The proof is in the numbers for the horseshoe-helmeted fellas: Indianapolis has allowed the second-fewest sacks in the league -- just 10! -- a year after finishing with the most in the NFL.
I expect a strong second half from the Colts up front. It might not translate to wins, but the position group is no longer a weakness and packs plenty of promise moving forward.
3. New England Patriots
New England's offense is flying high with its ninth-ranked offense in terms of yards per game, thanks to balance in the passing and running games that starts with the group up front.
An offensive line isn't defined by one player, but if there was a star of this group, it's guard Shaq Mason. Mason is a square, powerful guard, a human brick of strength and swiftness. He's relentless, constantly looking to hit second-level defenders after establishing a seal or finishing off an opponent at the first level. No distance is too far for him to aspire to reach.
As a group, they've allowed just 13 sacks to this point in the season. Mason is the No. 3 guard in the NFL, and as a group, they're the No. 4 offensive line in football, according to Pro Football Focus. They're also the No. 3 team in the league in terms of grades in man on man run concepts.
2. New Orleans Saints
This is a line that's quickly earning a reputation as a mainstay on these lists.
Terron Armstead is in the conversation for the game's best left tackle, and Ryan Ramczyk on the other end makes this the best tackle combination in football. The interior isn't too shabby, either, with Larry Warford and Andrus Peat bookending veteran center Max Unger to form one of the most reliable offensive lines in the game.
It's no wonder, then, that Drew Brees has been sacked the least in football.
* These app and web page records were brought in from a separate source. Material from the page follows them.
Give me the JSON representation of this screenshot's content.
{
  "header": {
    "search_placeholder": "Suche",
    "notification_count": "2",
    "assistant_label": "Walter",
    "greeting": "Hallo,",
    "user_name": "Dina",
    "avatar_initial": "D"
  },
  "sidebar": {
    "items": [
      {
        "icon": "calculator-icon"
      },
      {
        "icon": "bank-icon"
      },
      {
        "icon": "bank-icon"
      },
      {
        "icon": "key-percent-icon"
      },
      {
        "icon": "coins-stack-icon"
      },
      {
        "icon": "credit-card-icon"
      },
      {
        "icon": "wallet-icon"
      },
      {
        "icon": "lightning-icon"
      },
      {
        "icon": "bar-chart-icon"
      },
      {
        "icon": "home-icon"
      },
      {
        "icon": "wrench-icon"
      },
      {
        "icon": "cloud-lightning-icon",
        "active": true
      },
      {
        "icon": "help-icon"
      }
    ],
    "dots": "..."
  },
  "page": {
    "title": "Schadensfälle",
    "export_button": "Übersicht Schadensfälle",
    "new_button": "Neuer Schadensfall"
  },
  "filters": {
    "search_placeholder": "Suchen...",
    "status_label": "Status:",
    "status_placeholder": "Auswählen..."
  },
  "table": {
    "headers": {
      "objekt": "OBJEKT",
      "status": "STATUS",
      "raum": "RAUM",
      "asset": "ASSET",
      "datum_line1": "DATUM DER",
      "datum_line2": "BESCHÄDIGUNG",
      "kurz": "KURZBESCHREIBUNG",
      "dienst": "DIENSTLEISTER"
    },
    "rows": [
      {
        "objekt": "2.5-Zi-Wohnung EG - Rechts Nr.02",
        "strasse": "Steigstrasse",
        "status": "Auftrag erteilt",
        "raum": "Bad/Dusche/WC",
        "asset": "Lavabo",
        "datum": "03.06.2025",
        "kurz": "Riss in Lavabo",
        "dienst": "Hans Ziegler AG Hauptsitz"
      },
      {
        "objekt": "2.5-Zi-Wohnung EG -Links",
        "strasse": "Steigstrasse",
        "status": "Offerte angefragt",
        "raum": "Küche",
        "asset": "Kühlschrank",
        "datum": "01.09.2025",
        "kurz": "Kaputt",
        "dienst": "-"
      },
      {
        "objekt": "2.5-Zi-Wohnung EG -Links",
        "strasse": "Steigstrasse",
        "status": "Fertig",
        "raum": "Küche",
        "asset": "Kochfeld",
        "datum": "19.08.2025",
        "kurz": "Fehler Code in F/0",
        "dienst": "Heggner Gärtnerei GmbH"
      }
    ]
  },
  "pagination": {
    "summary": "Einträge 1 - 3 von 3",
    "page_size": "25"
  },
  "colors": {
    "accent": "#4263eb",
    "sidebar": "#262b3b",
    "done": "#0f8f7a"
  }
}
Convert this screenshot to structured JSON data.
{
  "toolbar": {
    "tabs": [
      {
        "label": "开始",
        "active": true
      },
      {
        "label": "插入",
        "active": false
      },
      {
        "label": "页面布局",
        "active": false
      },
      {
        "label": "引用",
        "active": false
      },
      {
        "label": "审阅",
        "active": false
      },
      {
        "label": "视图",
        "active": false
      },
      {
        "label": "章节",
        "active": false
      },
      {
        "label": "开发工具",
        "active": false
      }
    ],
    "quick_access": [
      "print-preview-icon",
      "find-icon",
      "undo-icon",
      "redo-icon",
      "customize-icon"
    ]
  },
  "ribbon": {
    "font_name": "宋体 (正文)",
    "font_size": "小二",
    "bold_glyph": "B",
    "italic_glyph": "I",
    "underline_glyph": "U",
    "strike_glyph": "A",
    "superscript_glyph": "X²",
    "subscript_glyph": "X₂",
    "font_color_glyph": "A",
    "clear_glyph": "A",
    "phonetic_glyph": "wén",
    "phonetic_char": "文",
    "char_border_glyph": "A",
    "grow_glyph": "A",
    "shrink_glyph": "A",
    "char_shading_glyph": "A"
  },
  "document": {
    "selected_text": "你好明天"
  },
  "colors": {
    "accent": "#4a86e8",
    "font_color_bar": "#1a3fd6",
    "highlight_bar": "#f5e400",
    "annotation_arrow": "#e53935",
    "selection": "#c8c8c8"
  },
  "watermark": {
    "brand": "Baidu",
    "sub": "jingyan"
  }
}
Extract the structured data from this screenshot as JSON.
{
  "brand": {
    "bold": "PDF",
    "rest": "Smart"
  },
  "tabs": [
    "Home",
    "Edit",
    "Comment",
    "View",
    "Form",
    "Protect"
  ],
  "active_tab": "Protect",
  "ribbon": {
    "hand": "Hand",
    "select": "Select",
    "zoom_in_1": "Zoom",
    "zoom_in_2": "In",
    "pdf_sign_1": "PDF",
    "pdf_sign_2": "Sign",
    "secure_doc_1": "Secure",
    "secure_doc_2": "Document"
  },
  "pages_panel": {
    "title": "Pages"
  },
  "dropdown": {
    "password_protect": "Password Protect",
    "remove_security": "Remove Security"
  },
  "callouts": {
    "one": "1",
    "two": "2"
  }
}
Nor is it a surprise that Alvin Kamara and Mark Ingram have been shredding defenses on the ground for well over a year now.
The only threat to this group, right now, is the injury bug -- and Father Time, in the case of Brees. The quarterback isn't showing many signs of aging, though, and the Saints are well positioned to make a run at a title -- with their big fellas up front clearing the way.
1. Los Angeles Rams
There might not be a more important free agent signing in the last two years than that of Andrew Whitworth, who moved west in search of glory and has found plenty of success as a Ram. When paired with Rodger Saffold, the duo serves as the best left side of a line in the NFL, clearing the way for Todd Gurley. They're about as effective in the passing game, too, giving Jared Goff time to throw and putting the fear of a thousand touchdowns into the hearts of opposing defenses.
The result has been Gurley running against the lowest percentage of loaded boxes in the NFL, according to Next Gen Stats, at less than 10 percent of his carries. Fewer defenders in the box means fewer to block for a line that is already good. It's like using the class notes while taking the test.
And when they do face the rush, they're excellent at slowing it. Among qualified passers, Goff has been pressured on just 22.3 percent of attempts, sixth-lowest in the NFL. As a group, the Rams OL ranks No. 1 in PFF's grading.
The best part about the Rams? Their least-heralded lineman is playing about as well as any of them. Austin Blythe ranks second in the NFL's guards, according to PFF, and among all offensive linemen, he's 10th. Two of his teammates are in the top five: Whitworth and right tackle Rob Havenstein. It doesn't get much better than this, folks.
Just missing the cut
A few close misses who could have made this list include the Packers, who are doing their part in keeping Aaron Rodgers upright and get the running game going; the Eagles, who are slowly putting things together offensively but are dealing with some changes; and the Redskins, who would have made the top five but lost 40 percent of their line for the season in Week 9 alone.